3. When you’re calm enough, receive the emotion. Let yourself feel all of it. If you need to cry, cry. If you need to vent, do it with a trustworthy friend. I remember a story by Ajahn Sumedho, who had so much aversion towards a particular visitor to the monastery that he sat down one day and just began writing out all his anger –completely unfiltered, not trying to be nice or reasonable or “a good monk” – until there was none left. This is acceptance and release.
4. I find that receiving the emotion comes hand-in-hand with developing insight around it. When your mind is calm enough to look at the situation, you may develop new perspectives and understandings. These “paradigm shifts” are the real good stuff that helps to create lasting “liberation” from the issue. Bit by bit, they help you make sense of the experience and let go of it.
For me, this process usually takes place over a few days. You may also find that you have to go through it multiple times. That’s because, after some time, these habitual mindsets that we carry can become cemented in the psyche, becoming our “default mode”. Reframing these thoughts can thus be very challenging – so don’t be afraid to even seek guidance from a therapist.
To quote Yung Pueblo again, “If the pain was deep, you will have to let it go many times… Letting go is not a one-time event, it is a habit that requires constant repetition to become strong. Sometimes the reaction to the pain is so deep that you will have to observe and release the tension repeatedly to fully cleanse the wound.”
With each cycle, you might find that you let go a little bit more.
- If you realise that something within your heart is unresolved, the first step is to let it come to the surface. Practice loving-acceptance.
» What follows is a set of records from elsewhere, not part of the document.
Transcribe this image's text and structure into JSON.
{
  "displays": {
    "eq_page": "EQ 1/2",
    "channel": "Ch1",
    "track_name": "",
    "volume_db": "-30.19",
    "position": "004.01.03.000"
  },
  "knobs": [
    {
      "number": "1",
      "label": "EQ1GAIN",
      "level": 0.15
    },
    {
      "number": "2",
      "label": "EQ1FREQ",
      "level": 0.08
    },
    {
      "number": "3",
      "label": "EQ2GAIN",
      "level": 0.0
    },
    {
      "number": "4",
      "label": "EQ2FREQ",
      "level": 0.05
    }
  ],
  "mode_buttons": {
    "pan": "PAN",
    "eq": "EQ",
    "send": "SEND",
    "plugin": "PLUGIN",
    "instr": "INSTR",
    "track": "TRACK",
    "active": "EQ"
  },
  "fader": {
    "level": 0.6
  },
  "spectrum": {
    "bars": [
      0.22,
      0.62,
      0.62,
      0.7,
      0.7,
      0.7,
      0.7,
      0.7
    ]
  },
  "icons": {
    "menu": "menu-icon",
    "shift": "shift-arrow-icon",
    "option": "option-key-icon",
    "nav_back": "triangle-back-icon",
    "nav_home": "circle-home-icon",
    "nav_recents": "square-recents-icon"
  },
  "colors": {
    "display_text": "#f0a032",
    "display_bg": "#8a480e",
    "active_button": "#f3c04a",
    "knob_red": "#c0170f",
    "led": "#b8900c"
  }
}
- Recognise your triggers and set boundaries for yourself. If certain situations are too much to handle, remove yourself from them. When you feel stronger, you may test the waters further in the future – but for now, protect your mind.
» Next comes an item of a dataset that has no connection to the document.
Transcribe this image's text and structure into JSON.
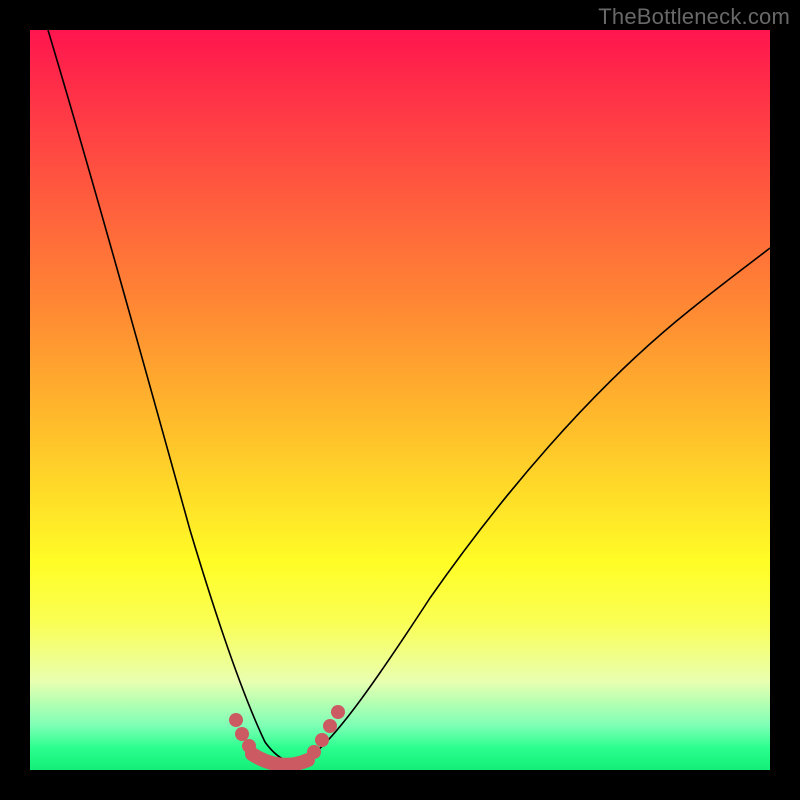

- Having to deal with old trauma may feel like you’re regressing, but it is actually progress. Be patient and kind with yourself throughout this (often painful but rewarding) process.